How can I get my school district to cover the services?

A parent interested in attempting to get occupational therapy services covered by their school district will first have to contact their child’s case manager with their concerns. Upon approval, our office will then contact the special services department to obtain a purchase order. Once we receive the purchase order, you can schedule your child’s evaluation and/or treatment sessions.

Do you accept insurance?

We are an out-of-network provider and do not accept insurance.
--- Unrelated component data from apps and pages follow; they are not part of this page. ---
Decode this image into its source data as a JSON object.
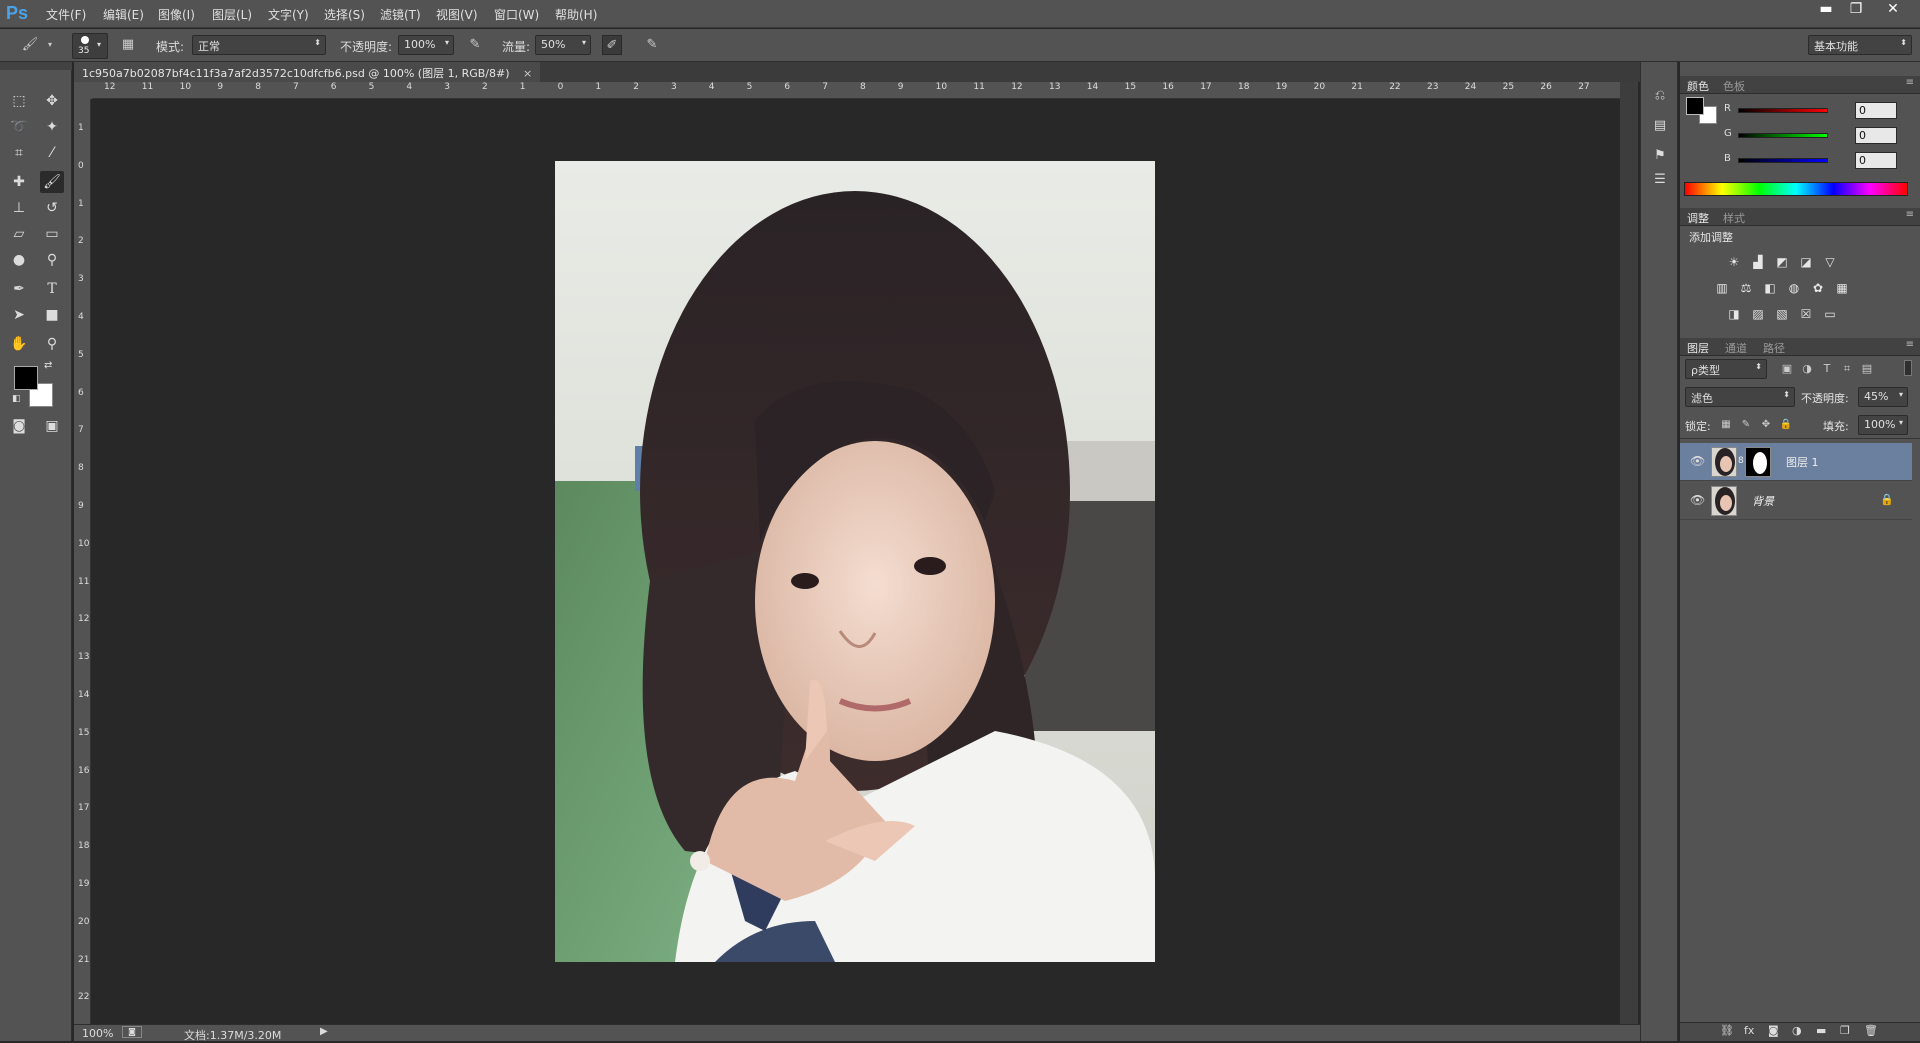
{
  "app": {
    "logo": "Ps"
  },
  "menu": [
    "文件(F)",
    "编辑(E)",
    "图像(I)",
    "图层(L)",
    "文字(Y)",
    "选择(S)",
    "滤镜(T)",
    "视图(V)",
    "窗口(W)",
    "帮助(H)"
  ],
  "window_buttons": {
    "minimize": "▬",
    "restore": "❐",
    "close": "✕"
  },
  "options": {
    "brush_size": "35",
    "mode_label": "模式:",
    "mode_value": "正常",
    "opacity_label": "不透明度:",
    "opacity_value": "100%",
    "flow_label": "流量:",
    "flow_value": "50%",
    "workspace": "基本功能"
  },
  "document": {
    "tab_title": "1c950a7b02087bf4c11f3a7af2d3572c10dfcfb6.psd @ 100% (图层 1, RGB/8#)",
    "tab_close": "×",
    "zoom": "100%",
    "doc_info": "文档:1.37M/3.20M"
  },
  "rulers": {
    "h": [
      "12",
      "11",
      "10",
      "9",
      "8",
      "7",
      "6",
      "5",
      "4",
      "3",
      "2",
      "1",
      "0",
      "1",
      "2",
      "3",
      "4",
      "5",
      "6",
      "7",
      "8",
      "9",
      "10",
      "11",
      "12",
      "13",
      "14",
      "15",
      "16",
      "17",
      "18",
      "19",
      "20",
      "21",
      "22",
      "23",
      "24",
      "25",
      "26",
      "27"
    ],
    "v": [
      "1",
      "0",
      "1",
      "2",
      "3",
      "4",
      "5",
      "6",
      "7",
      "8",
      "9",
      "10",
      "11",
      "12",
      "13",
      "14",
      "15",
      "16",
      "17",
      "18",
      "19",
      "20",
      "21",
      "22"
    ]
  },
  "color_panel": {
    "tabs": [
      "颜色",
      "色板"
    ],
    "r_label": "R",
    "g_label": "G",
    "b_label": "B",
    "r": "0",
    "g": "0",
    "b": "0",
    "foreground": "#000000",
    "background": "#ffffff"
  },
  "adjust_panel": {
    "tabs": [
      "调整",
      "样式"
    ],
    "title": "添加调整"
  },
  "layers_panel": {
    "tabs": [
      "图层",
      "通道",
      "路径"
    ],
    "filter_kind": "ρ类型",
    "blend_mode": "滤色",
    "opacity_label": "不透明度:",
    "opacity_value": "45%",
    "lock_label": "锁定:",
    "fill_label": "填充:",
    "fill_value": "100%",
    "layers": [
      {
        "name": "图层 1",
        "selected": true
      },
      {
        "name": "背景",
        "locked": true
      }
    ]
  }
}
Payment in full is due at the time services are rendered, including but not limited to evaluations, screenings, treatment sessions, and school observations.
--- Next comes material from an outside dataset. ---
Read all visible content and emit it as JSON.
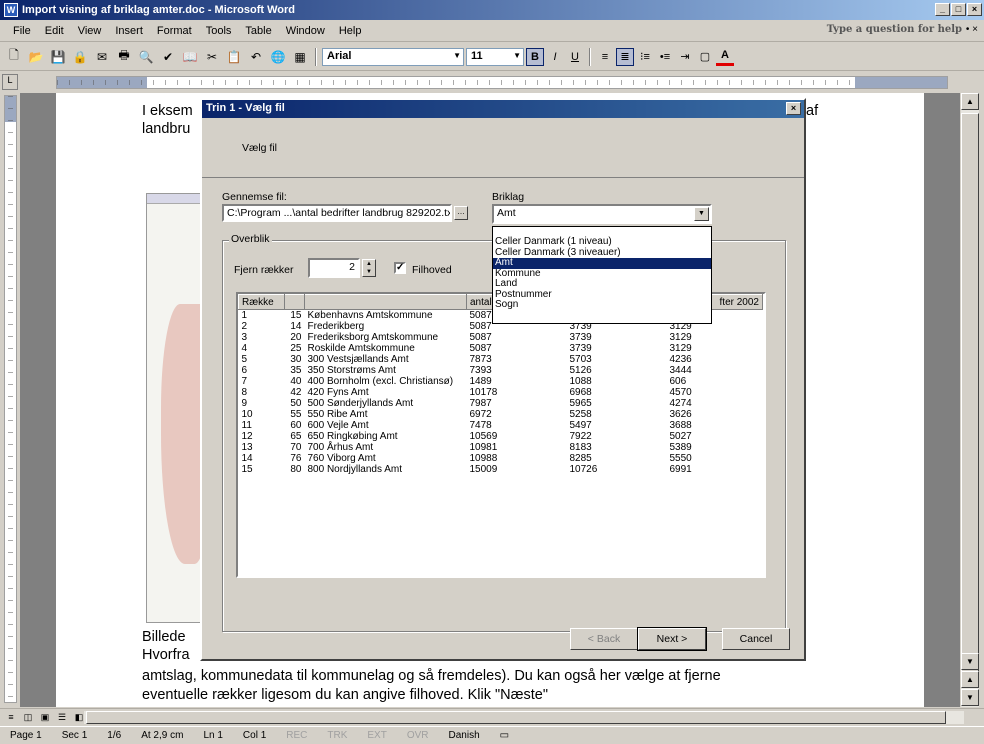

Can I submit a claim to my insurance carrier?

Yes. In order to be reimbursed, you would need to have out-of-network benefits and also have met your deductible if applicable.

How does the submission to the insurance company work?

You would obtain an insurance claim form directly from your insurance carrier and complete it as directed. You would then submit the claim form along with the PAID statement/s you receive from our office to your insurance carrier. The claims address will be located on the back of your insurance card.

Do you submit insurance claims for me?

No. Because we are an out-of-network provider we DO NOT submit insurance claims on behalf of our patients.

What forms of payment do you accept?

Cash, credit card or check. Credit cards issued by a health spending account are also accepted.

Do I have to pay at each session if my child comes more than once a week?

Payment needs to be made at the time of each session or at the beginning of the week, for all sessions that are scheduled for that week.

Can you bill be weekly, monthly, etc.?

We bill each session individually, but you can remit payment at the beginning of the week or month for the following week or month.

Can I submit payment over the phone?

Yes. If your child comes with someone other than a parent, payment can be submitted over the phone the same day as the session.

Can I keep my financial information on file for you to bill me after each session?

Yes. the information can be kept securely in encrypted software, but we prefer to swipe your card at each session.

What is Co-pay?

A fixed amount ($20, for example) you pay for a covered health care service
after you've paid your deductible. Let's say your health insurance plan's allowable cost
for a doctor's office visit is $100. Your copayment for a doctor visit is $20.

What is deductible?

The amount you pay for covered health care services before your insurance plan starts to pay. With a $2,000 deductible, for example, you pay the first $2,000 of covered services yourself. After you pay your deductible, you usually pay only a copayment or coinsurance for covered services.

What is Co-Insurance?

Coinsurance is the percentage of costs you pay after you've met your deductible. A deductible is the set amount you pay for medical services and prescriptions before your coinsurance kicks in

What is a medical necessity?

Medical necessity is the concept that healthcare services and supplies must be necessary and appropriate for the evaluation and management of a given disease, condition, illness, or injury. The care must be considered reasonable when judged against current medical standards of care

What is Out-of-network?

Out-of-network” providers have not agreed to the discounted rates

What is INE ( in network exception) Gap exception?

A coverage gap exception is a waiver from a healthcare insurance company that allows a customer to receive medical services from an out of network provider at an in network rate. A coverage gap exception is not the same as appealing a denied claim. A gap exception is a preemptive request for known benefits.